● **Records**
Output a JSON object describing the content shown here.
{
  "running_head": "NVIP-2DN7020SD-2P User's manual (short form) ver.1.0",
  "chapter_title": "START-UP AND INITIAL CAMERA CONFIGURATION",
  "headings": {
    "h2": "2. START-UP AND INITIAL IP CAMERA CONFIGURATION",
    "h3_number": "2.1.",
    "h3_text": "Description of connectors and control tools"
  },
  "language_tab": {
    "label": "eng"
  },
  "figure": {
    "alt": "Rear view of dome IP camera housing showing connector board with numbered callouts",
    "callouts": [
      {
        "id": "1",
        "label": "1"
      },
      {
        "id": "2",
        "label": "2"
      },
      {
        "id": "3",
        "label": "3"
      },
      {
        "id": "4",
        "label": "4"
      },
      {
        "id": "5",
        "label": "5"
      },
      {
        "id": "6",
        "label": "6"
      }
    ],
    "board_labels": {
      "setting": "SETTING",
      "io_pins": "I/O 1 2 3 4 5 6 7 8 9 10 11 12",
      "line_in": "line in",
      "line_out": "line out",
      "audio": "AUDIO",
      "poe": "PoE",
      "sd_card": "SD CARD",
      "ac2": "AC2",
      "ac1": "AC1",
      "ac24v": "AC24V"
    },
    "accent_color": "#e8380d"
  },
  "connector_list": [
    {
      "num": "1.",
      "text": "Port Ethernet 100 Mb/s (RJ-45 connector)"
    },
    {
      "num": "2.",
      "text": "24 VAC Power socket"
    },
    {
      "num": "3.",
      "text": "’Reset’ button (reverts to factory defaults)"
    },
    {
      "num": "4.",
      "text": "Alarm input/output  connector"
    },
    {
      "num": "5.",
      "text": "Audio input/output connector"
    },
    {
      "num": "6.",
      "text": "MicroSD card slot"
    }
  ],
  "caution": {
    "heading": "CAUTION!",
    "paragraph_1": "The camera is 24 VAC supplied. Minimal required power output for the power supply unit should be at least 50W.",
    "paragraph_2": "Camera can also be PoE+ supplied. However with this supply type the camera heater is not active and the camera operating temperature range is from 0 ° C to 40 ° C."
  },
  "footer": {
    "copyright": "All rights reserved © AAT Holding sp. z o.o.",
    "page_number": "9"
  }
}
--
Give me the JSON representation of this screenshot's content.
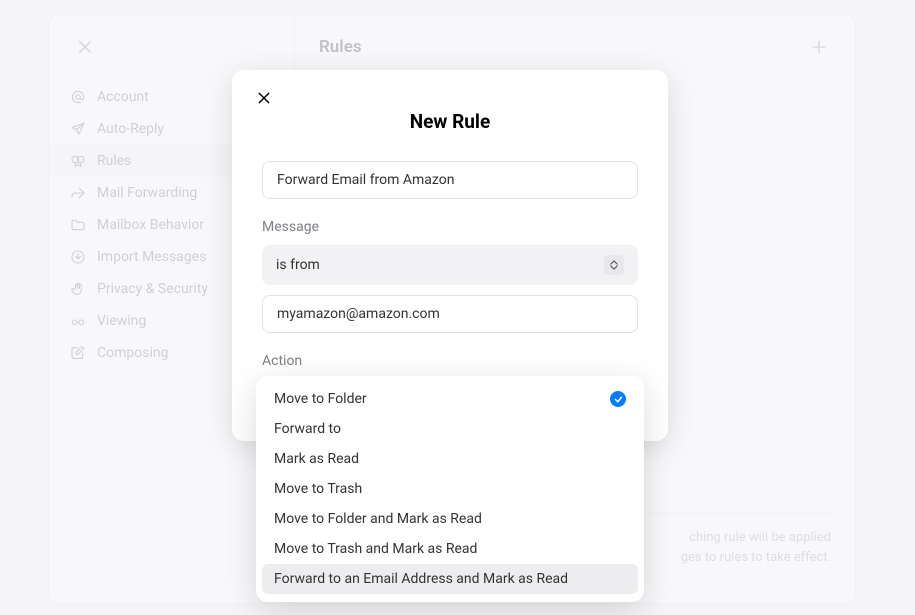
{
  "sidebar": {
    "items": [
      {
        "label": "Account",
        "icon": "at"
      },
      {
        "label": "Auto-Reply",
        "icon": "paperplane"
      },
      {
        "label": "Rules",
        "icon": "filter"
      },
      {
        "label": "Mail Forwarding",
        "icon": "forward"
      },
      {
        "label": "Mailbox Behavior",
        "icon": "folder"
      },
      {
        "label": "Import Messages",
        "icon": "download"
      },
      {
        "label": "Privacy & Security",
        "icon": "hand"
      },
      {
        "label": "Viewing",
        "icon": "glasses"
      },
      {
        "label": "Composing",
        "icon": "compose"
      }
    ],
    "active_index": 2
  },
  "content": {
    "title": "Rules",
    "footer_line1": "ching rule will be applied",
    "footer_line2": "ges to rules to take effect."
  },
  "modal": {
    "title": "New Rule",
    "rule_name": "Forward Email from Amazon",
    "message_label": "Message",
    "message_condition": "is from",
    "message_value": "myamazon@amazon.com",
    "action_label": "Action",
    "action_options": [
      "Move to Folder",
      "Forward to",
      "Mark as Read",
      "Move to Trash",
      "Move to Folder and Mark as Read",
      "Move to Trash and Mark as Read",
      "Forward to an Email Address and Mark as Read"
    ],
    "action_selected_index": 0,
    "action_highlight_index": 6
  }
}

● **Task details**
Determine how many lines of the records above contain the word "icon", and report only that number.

● **Solution to the problem**
9